Discussion in 'Gunsmithing Forum' started by easterner123, Jun 19, 2009.

  1. easterner123

    easterner123 New Member

    Well, I am undecided about a career after the military. After some time in a combat unit like the rangers or airborne, on of the Army's MOS' is a gunsmith/armorer. What are the benefits of learning this skill? What type of training does it take and how long? And Why do you guys do it and what do you get out of it (besides getting to handle guns for a living, that is enough in itself)?
  2. c3shooter

    c3shooter Administrator Staff Member

    Best answer I could give you right now is to refer you to someone else- an Army Recruiter.

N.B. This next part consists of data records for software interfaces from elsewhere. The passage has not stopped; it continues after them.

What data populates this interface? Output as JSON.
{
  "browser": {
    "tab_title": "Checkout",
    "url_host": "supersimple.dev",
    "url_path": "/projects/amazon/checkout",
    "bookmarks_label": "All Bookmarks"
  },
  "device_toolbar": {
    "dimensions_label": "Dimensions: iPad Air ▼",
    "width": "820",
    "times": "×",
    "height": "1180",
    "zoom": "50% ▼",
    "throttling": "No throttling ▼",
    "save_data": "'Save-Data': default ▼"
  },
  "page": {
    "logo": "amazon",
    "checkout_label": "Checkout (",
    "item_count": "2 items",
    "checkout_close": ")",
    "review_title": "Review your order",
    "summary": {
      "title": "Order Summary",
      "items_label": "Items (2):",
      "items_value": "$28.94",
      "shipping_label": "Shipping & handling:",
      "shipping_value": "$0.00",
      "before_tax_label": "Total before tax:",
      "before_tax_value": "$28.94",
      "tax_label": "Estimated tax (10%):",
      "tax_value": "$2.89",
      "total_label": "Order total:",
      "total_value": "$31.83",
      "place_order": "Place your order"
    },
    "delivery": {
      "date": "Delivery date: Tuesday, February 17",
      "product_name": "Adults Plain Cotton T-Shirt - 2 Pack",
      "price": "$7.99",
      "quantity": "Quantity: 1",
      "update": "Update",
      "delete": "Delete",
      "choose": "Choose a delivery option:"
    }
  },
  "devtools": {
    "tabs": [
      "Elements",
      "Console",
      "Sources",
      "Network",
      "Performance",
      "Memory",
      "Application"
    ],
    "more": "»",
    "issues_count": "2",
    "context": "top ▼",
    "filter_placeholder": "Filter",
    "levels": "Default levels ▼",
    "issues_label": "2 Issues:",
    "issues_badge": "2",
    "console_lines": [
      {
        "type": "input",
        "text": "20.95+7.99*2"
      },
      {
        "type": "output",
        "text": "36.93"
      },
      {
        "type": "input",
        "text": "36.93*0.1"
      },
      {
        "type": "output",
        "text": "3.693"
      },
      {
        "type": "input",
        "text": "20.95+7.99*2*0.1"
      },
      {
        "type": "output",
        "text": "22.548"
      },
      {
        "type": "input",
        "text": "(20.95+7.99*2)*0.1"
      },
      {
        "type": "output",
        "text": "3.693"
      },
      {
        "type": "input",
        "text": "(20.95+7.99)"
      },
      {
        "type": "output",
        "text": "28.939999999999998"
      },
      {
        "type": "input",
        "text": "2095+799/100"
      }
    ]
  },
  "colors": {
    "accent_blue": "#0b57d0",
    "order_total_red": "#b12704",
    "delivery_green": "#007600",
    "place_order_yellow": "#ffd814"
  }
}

    DO understand that Combat Arms, such as Infantry, Artillery, Armor, Engineer is a separate track from Combat Support- such as Ordnance, Supply, etc. In MOST cases (not all) a unit armorer is a relatively low level position. Armorers are trained in the care and maintenance of weapons- for instance, how do I fix my XM144E2 .177 caliber smoothbore spreical pellet projector (that's a BB gun, son- keep up with me now) when it fails to feed. If the problem is at a certain level of expertise (the ejector has a broken spring) and it can be fixed by replacing that spring, then you do that at the unit level. If the problem is that the flamistan has been framboozled, and the fix for that is to regulate the thingamajig, and that is beyond your level, the weapon gets sent up to the next level, or the next, or the next (maybe a depot level rebuild)

    And despite all the jokes about recruiters- they DO have the most current info on schools, career tracks, etc. If a recruiter makes a promise IN WRITING- and the service fails to follow thru on that promise, the recruit is released from service.

    Being a military armorer can be good training- it does NOT immediately translate into being a civilian gunsmith- who may do things like MAKE parts that are not avaialble, refinish wood, and work on a HUGE variety of arms. But it CAN be a good start.